- **What the task requires**: Within the listing below, please show every line carrying the string "jkaninda".

Input data below:

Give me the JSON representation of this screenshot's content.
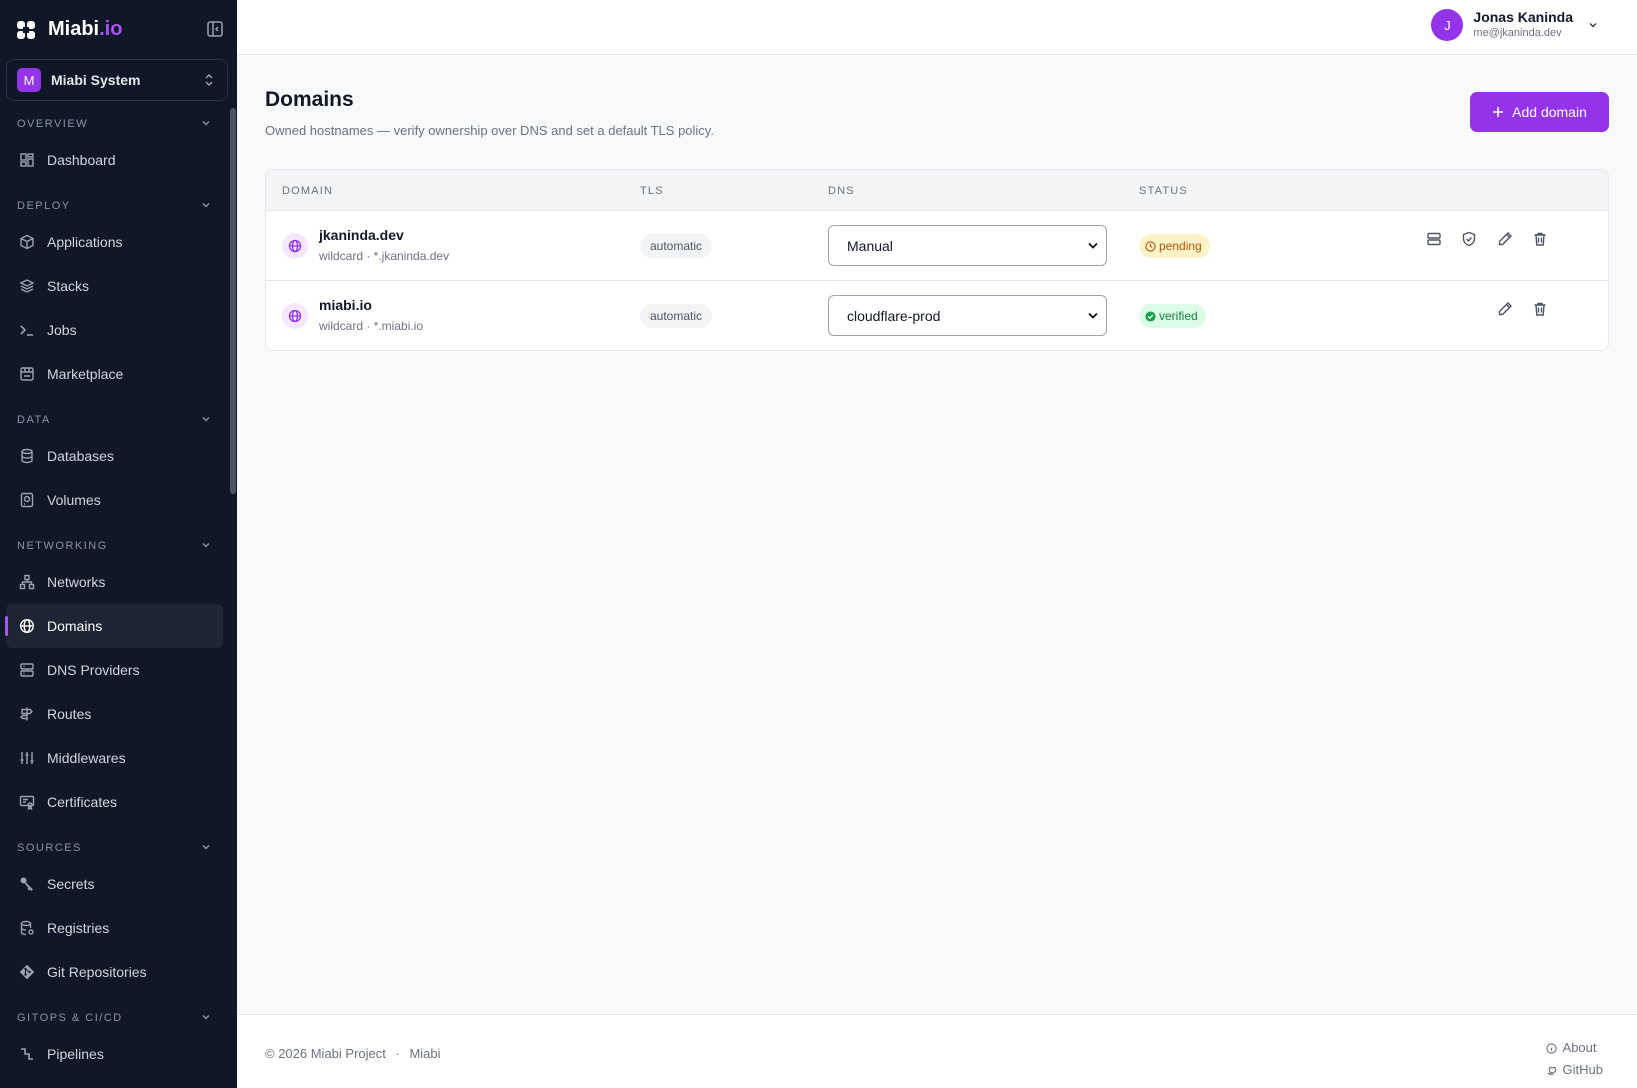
{
  "brand": {
    "name_main": "Miabi",
    "name_accent": ".io"
  },
  "org": {
    "initial": "M",
    "name": "Miabi System"
  },
  "nav": {
    "overview": "OVERVIEW",
    "dashboard": "Dashboard",
    "deploy": "DEPLOY",
    "applications": "Applications",
    "stacks": "Stacks",
    "jobs": "Jobs",
    "marketplace": "Marketplace",
    "data": "DATA",
    "databases": "Databases",
    "volumes": "Volumes",
    "networking": "NETWORKING",
    "networks": "Networks",
    "domains": "Domains",
    "dns_providers": "DNS Providers",
    "routes": "Routes",
    "middlewares": "Middlewares",
    "certificates": "Certificates",
    "sources": "SOURCES",
    "secrets": "Secrets",
    "registries": "Registries",
    "git_repositories": "Git Repositories",
    "gitops": "GITOPS & CI/CD",
    "pipelines": "Pipelines"
  },
  "user": {
    "initial": "J",
    "name": "Jonas Kaninda",
    "email": "me@jkaninda.dev"
  },
  "page": {
    "title": "Domains",
    "subtitle": "Owned hostnames — verify ownership over DNS and set a default TLS policy.",
    "add_button": "Add domain"
  },
  "table": {
    "headers": {
      "domain": "DOMAIN",
      "tls": "TLS",
      "dns": "DNS",
      "status": "STATUS"
    },
    "rows": [
      {
        "domain": "jkaninda.dev",
        "sub": "wildcard · *.jkaninda.dev",
        "tls": "automatic",
        "dns": "Manual",
        "status": "pending"
      },
      {
        "domain": "miabi.io",
        "sub": "wildcard · *.miabi.io",
        "tls": "automatic",
        "dns": "cloudflare-prod",
        "status": "verified"
      }
    ]
  },
  "footer": {
    "copyright": "© 2026 Miabi Project",
    "separator": "·",
    "product": "Miabi",
    "about": "About",
    "github": "GitHub"
  },
  "colors": {
    "accent": "#9333ea",
    "sidebar_bg": "#101827",
    "pending": "#b45309",
    "verified": "#15803d"
  }
}
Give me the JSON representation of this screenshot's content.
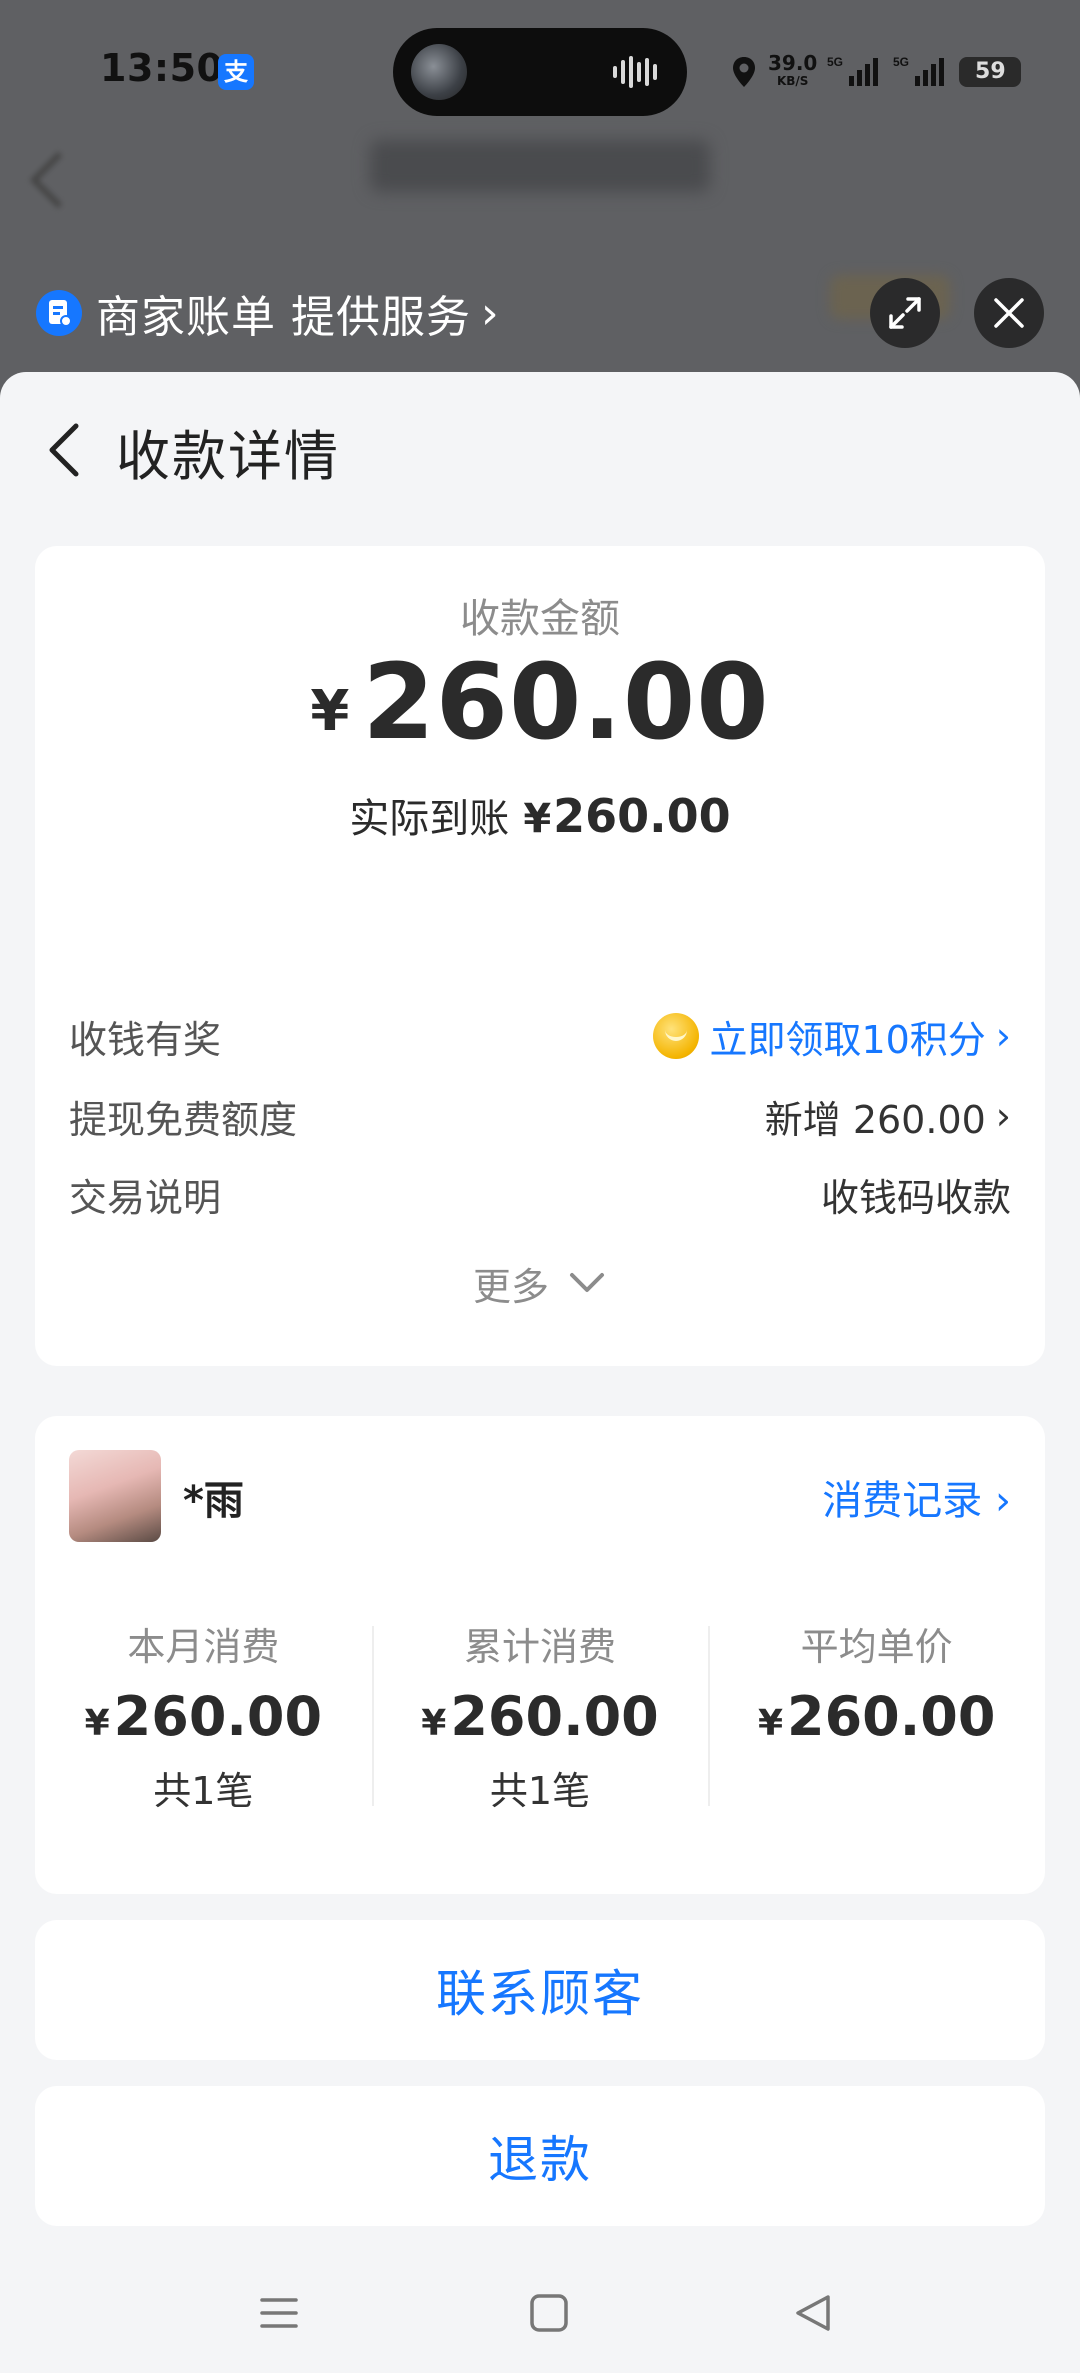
{
  "status_bar": {
    "time": "13:50",
    "app_badge": "支",
    "net_speed": "39.0",
    "net_unit": "KB/S",
    "signal_label": "5G",
    "battery": "59"
  },
  "provider": {
    "label": "商家账单 提供服务",
    "chevron": "›"
  },
  "sheet": {
    "title": "收款详情"
  },
  "amount": {
    "caption": "收款金额",
    "currency": "¥",
    "value": "260.00",
    "actual_label": "实际到账",
    "actual_currency": "¥",
    "actual_value": "260.00"
  },
  "info_rows": [
    {
      "key": "收钱有奖",
      "value": "立即领取10积分"
    },
    {
      "key": "提现免费额度",
      "value": "新增 260.00"
    },
    {
      "key": "交易说明",
      "value": "收钱码收款"
    }
  ],
  "more_label": "更多",
  "customer": {
    "name": "*雨",
    "link": "消费记录",
    "stats": [
      {
        "label": "本月消费",
        "currency": "¥",
        "value": "260.00",
        "count": "共1笔"
      },
      {
        "label": "累计消费",
        "currency": "¥",
        "value": "260.00",
        "count": "共1笔"
      },
      {
        "label": "平均单价",
        "currency": "¥",
        "value": "260.00",
        "count": ""
      }
    ]
  },
  "actions": {
    "contact": "联系顾客",
    "refund": "退款"
  },
  "colors": {
    "accent": "#1677ff",
    "sheet_bg": "#f4f5f7",
    "overlay": "#5f6063"
  }
}
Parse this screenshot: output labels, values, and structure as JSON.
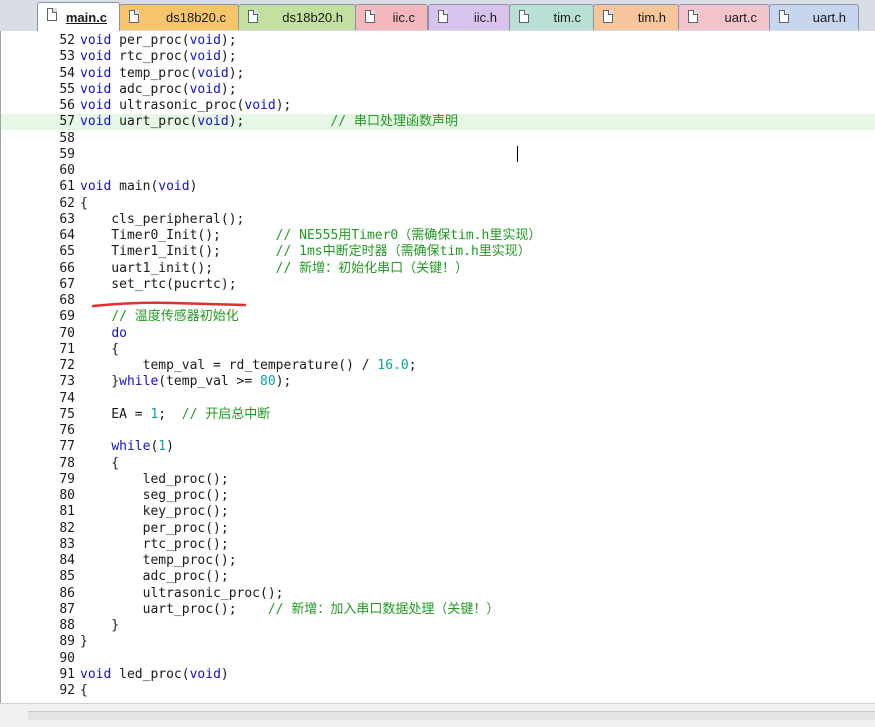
{
  "tabs": [
    {
      "label": "main.c",
      "color": "#ffffff",
      "active": true
    },
    {
      "label": "ds18b20.c",
      "color": "#f6c46a"
    },
    {
      "label": "ds18b20.h",
      "color": "#c2e0a0"
    },
    {
      "label": "iic.c",
      "color": "#f4b8bc"
    },
    {
      "label": "iic.h",
      "color": "#d9c2ee"
    },
    {
      "label": "tim.c",
      "color": "#b8e0d4"
    },
    {
      "label": "tim.h",
      "color": "#f6c69a"
    },
    {
      "label": "uart.c",
      "color": "#f4c4cc"
    },
    {
      "label": "uart.h",
      "color": "#c6d6ee"
    }
  ],
  "lines": [
    {
      "n": "52",
      "code": "<span class=\"kw\">void</span> per_proc(<span class=\"kw\">void</span>);"
    },
    {
      "n": "53",
      "code": "<span class=\"kw\">void</span> rtc_proc(<span class=\"kw\">void</span>);"
    },
    {
      "n": "54",
      "code": "<span class=\"kw\">void</span> temp_proc(<span class=\"kw\">void</span>);"
    },
    {
      "n": "55",
      "code": "<span class=\"kw\">void</span> adc_proc(<span class=\"kw\">void</span>);"
    },
    {
      "n": "56",
      "code": "<span class=\"kw\">void</span> ultrasonic_proc(<span class=\"kw\">void</span>);"
    },
    {
      "n": "57",
      "code": "<span class=\"kw\">void</span> uart_proc(<span class=\"kw\">void</span>);           <span class=\"cm\">// 串口处理函数声明</span>",
      "hl": true
    },
    {
      "n": "58",
      "code": ""
    },
    {
      "n": "59",
      "code": ""
    },
    {
      "n": "60",
      "code": ""
    },
    {
      "n": "61",
      "code": "<span class=\"kw\">void</span> main(<span class=\"kw\">void</span>)"
    },
    {
      "n": "62",
      "code": "{"
    },
    {
      "n": "63",
      "code": "    cls_peripheral();"
    },
    {
      "n": "64",
      "code": "    Timer0_Init();       <span class=\"cm\">// NE555用Timer0（需确保tim.h里实现）</span>"
    },
    {
      "n": "65",
      "code": "    Timer1_Init();       <span class=\"cm\">// 1ms中断定时器（需确保tim.h里实现）</span>"
    },
    {
      "n": "66",
      "code": "    uart1_init();        <span class=\"cm\">// 新增：初始化串口（关键！）</span>"
    },
    {
      "n": "67",
      "code": "    set_rtc(pucrtc);"
    },
    {
      "n": "68",
      "code": ""
    },
    {
      "n": "69",
      "code": "    <span class=\"cm\">// 温度传感器初始化</span>"
    },
    {
      "n": "70",
      "code": "    <span class=\"kw\">do</span>"
    },
    {
      "n": "71",
      "code": "    {"
    },
    {
      "n": "72",
      "code": "        temp_val = rd_temperature() / <span class=\"num\">16.0</span>;"
    },
    {
      "n": "73",
      "code": "    }<span class=\"kw\">while</span>(temp_val >= <span class=\"num\">80</span>);"
    },
    {
      "n": "74",
      "code": ""
    },
    {
      "n": "75",
      "code": "    EA = <span class=\"num\">1</span>;  <span class=\"cm\">// 开启总中断</span>"
    },
    {
      "n": "76",
      "code": ""
    },
    {
      "n": "77",
      "code": "    <span class=\"kw\">while</span>(<span class=\"num\">1</span>)"
    },
    {
      "n": "78",
      "code": "    {"
    },
    {
      "n": "79",
      "code": "        led_proc();"
    },
    {
      "n": "80",
      "code": "        seg_proc();"
    },
    {
      "n": "81",
      "code": "        key_proc();"
    },
    {
      "n": "82",
      "code": "        per_proc();"
    },
    {
      "n": "83",
      "code": "        rtc_proc();"
    },
    {
      "n": "84",
      "code": "        temp_proc();"
    },
    {
      "n": "85",
      "code": "        adc_proc();"
    },
    {
      "n": "86",
      "code": "        ultrasonic_proc();"
    },
    {
      "n": "87",
      "code": "        uart_proc();    <span class=\"cm\">// 新增：加入串口数据处理（关键！）</span>"
    },
    {
      "n": "88",
      "code": "    }"
    },
    {
      "n": "89",
      "code": "}"
    },
    {
      "n": "90",
      "code": ""
    },
    {
      "n": "91",
      "code": "<span class=\"kw\">void</span> led_proc(<span class=\"kw\">void</span>)"
    },
    {
      "n": "92",
      "code": "{"
    }
  ],
  "colors": {
    "keyword": "#1111cc",
    "number": "#0aa2a2",
    "comment": "#229922",
    "highlight": "#e6f7e6",
    "annotation": "#e03030"
  }
}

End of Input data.

- **Response box**:
    "email": "me@jkaninda.dev"
        "domain": "jkaninda.dev",
        "sub": "wildcard · *.jkaninda.dev",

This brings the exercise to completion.